◆ **PROVIDED DATA**:
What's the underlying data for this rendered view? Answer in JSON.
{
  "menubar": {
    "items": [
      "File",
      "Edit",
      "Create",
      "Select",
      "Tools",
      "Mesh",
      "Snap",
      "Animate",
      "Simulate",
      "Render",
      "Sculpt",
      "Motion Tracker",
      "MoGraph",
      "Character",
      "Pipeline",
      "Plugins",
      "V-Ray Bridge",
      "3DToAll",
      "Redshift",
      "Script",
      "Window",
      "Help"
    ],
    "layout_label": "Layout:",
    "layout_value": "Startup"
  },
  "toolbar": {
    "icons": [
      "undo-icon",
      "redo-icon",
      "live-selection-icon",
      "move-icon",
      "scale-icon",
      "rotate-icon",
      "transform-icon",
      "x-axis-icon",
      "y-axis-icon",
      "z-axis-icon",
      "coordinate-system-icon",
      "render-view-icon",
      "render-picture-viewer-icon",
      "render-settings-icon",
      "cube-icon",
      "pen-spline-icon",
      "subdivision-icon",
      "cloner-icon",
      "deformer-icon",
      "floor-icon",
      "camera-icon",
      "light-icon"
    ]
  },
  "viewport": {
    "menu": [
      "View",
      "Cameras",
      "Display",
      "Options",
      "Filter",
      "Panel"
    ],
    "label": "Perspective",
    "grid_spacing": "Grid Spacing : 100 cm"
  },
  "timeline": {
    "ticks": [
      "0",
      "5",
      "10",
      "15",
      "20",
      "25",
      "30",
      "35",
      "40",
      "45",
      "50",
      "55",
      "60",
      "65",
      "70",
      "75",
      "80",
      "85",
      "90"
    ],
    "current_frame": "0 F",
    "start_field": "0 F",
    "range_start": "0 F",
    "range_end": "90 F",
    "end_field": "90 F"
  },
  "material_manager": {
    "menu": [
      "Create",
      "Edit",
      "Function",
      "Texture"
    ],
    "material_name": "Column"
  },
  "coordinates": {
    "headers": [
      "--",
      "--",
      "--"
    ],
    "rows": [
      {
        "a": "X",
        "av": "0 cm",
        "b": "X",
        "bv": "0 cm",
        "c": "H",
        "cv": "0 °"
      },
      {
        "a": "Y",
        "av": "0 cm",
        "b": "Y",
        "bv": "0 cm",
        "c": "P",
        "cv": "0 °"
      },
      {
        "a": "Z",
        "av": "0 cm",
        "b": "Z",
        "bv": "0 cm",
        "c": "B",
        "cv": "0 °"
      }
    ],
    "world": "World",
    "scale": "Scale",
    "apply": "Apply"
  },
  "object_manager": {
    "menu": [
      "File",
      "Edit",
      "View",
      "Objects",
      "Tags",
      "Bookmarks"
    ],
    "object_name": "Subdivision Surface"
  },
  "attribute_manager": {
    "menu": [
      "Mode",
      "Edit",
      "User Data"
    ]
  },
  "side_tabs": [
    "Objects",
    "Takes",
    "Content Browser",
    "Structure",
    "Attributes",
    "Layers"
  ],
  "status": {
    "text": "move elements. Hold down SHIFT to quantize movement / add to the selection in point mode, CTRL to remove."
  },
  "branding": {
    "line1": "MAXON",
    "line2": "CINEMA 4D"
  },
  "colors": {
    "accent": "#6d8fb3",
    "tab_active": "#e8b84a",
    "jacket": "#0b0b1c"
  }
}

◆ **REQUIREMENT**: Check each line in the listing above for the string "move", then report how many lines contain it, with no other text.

◆ **RESPONSE BELOW**: 2